Number Five, The Cost-Conscious: There’s never any money in the budget, there’s other priorities, blah, blah, blah, blah, blah. You’ve heard it all before. For those naysayers, you need to pull together a pitch that demonstrates the value to your client, how it aligns with their organizational goals. You know, their vision, their strategy, whatever else they’re going for and what they’re going to gain. You are going to need to bring some solid numbers and some data to support your strategy. They’re gonna want the evidence, the proof points.
Number Six, The Overwhelmed: So these people are a little like the deer in the headlights. You know what you’re proposing just sounds like a whole bunch of extra work to them. They’ve got no idea how they’ll feed it into their busy days to get them on board. You need to understand that workload. Look for ways to lighten the load is the things that you can help them with through efficiency or helping them to get their work reallocated, get them extra resources, and really get deep into the strategy of how you want them to manage and participate in what you need to do, your requirements.
And lucky last Number Seven, Logistics: So these are the types of things that’s way too hard. What is your complex, we’ll need way too many resources. For these types of people, you’re going to need to show examples. They want case studies. I want testimonials. They want to see exactly how you’ve done this with other people before they commit and get on board.
All right, well that’s it. Hope you enjoyed those tips. If you want to explore this further, there’s a couple of books I recommend, Winning the Professional Services Sale: Unconventional Strategies to Reach More Clients, Land Profitable Work, and Maintain Your Sanity by Michael W. McLaughlin and then Let’s Get Real or Let’s Not Play: Transforming the Buyer/Seller Relationship by Mahan Khalsa and Randy Illig
Again, links in the show notes.
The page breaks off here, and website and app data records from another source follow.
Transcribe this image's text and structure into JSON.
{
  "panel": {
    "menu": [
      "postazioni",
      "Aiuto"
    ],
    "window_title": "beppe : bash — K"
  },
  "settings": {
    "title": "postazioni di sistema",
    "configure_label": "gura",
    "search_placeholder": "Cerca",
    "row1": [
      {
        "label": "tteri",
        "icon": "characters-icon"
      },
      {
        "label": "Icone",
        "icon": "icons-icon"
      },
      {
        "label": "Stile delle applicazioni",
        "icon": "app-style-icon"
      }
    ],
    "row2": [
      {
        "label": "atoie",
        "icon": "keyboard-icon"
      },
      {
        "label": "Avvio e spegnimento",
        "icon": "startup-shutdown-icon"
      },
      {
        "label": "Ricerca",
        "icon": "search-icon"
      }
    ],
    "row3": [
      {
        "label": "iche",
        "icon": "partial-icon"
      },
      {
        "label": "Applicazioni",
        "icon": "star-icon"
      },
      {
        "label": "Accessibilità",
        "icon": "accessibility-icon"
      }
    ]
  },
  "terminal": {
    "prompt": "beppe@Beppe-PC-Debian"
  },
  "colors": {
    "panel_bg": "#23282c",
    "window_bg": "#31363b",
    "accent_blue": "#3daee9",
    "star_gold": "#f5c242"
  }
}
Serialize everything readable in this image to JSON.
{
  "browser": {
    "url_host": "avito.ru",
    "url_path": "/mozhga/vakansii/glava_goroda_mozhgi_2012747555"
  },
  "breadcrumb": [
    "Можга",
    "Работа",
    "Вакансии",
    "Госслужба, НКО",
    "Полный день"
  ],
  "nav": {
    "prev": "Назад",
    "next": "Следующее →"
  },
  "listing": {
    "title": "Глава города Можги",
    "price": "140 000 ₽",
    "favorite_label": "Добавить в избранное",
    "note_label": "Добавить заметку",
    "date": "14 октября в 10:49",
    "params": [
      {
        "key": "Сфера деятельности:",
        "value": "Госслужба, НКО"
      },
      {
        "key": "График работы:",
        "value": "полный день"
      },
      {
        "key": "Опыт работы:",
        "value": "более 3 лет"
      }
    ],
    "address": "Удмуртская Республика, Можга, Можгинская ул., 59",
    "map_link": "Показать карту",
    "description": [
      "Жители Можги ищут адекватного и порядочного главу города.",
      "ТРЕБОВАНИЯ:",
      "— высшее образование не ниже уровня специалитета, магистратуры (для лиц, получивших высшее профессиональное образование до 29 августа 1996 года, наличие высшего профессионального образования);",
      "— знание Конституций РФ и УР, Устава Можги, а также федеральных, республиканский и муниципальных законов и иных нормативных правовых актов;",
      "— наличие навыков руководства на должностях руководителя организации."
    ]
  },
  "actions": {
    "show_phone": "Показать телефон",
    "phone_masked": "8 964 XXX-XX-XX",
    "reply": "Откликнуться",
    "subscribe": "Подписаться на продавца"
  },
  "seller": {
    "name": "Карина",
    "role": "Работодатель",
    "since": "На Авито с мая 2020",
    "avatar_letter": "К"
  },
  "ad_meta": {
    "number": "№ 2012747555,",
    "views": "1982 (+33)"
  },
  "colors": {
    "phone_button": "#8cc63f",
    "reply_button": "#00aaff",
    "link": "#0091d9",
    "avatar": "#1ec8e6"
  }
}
Both are really great books on how to help your client succeed and make sure everybody feels good about the decisions that they make. Convincing your client that change is good and is in their best interest isn’t always easy, but there’s an understanding where the objections are coming from and how to address them. You know, you’re gonna be in a great place to get your strategy off the ground and good luck. I’ll catch you next time.
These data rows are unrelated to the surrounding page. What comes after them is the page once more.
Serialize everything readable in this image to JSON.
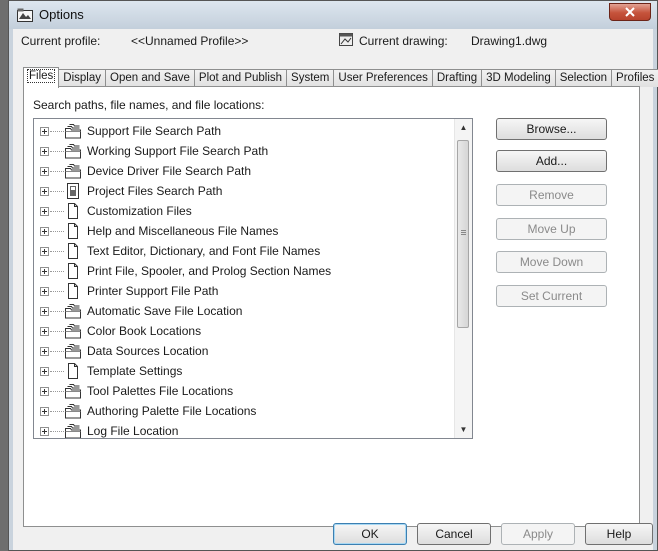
{
  "window": {
    "title": "Options"
  },
  "profile": {
    "current_profile_label": "Current profile:",
    "current_profile_value": "<<Unnamed Profile>>",
    "current_drawing_label": "Current drawing:",
    "current_drawing_value": "Drawing1.dwg"
  },
  "tabs": [
    {
      "label": "Files",
      "active": true
    },
    {
      "label": "Display"
    },
    {
      "label": "Open and Save"
    },
    {
      "label": "Plot and Publish"
    },
    {
      "label": "System"
    },
    {
      "label": "User Preferences"
    },
    {
      "label": "Drafting"
    },
    {
      "label": "3D Modeling"
    },
    {
      "label": "Selection"
    },
    {
      "label": "Profiles"
    }
  ],
  "files": {
    "section_label": "Search paths, file names, and file locations:",
    "tree_items": [
      {
        "label": "Support File Search Path",
        "icon": "folder-stack-icon"
      },
      {
        "label": "Working Support File Search Path",
        "icon": "folder-stack-icon"
      },
      {
        "label": "Device Driver File Search Path",
        "icon": "folder-stack-icon"
      },
      {
        "label": "Project Files Search Path",
        "icon": "project-file-icon"
      },
      {
        "label": "Customization Files",
        "icon": "document-icon"
      },
      {
        "label": "Help and Miscellaneous File Names",
        "icon": "document-icon"
      },
      {
        "label": "Text Editor, Dictionary, and Font File Names",
        "icon": "document-icon"
      },
      {
        "label": "Print File, Spooler, and Prolog Section Names",
        "icon": "document-icon"
      },
      {
        "label": "Printer Support File Path",
        "icon": "document-icon"
      },
      {
        "label": "Automatic Save File Location",
        "icon": "folder-stack-icon"
      },
      {
        "label": "Color Book Locations",
        "icon": "folder-stack-icon"
      },
      {
        "label": "Data Sources Location",
        "icon": "folder-stack-icon"
      },
      {
        "label": "Template Settings",
        "icon": "document-icon"
      },
      {
        "label": "Tool Palettes File Locations",
        "icon": "folder-stack-icon"
      },
      {
        "label": "Authoring Palette File Locations",
        "icon": "folder-stack-icon"
      },
      {
        "label": "Log File Location",
        "icon": "folder-stack-icon"
      }
    ],
    "buttons": {
      "browse": "Browse...",
      "add": "Add...",
      "remove": "Remove",
      "move_up": "Move Up",
      "move_down": "Move Down",
      "set_current": "Set Current"
    }
  },
  "footer": {
    "ok": "OK",
    "cancel": "Cancel",
    "apply": "Apply",
    "help": "Help"
  }
}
Scott Ingram: With Warwick, you always get more than just the tip, and as a companion to this tip we’ve got links to those articles and books for you at DailySales.Tips/230, of course, you can learn more about Warwick there as well and if you like his stuff, be sure to join his Account Manager Tips newsletter. He sends out some really valuable stuff there and I subscribe myself.
Well, thanks for listening, and be sure to swing by tomorrow for another great sales tip!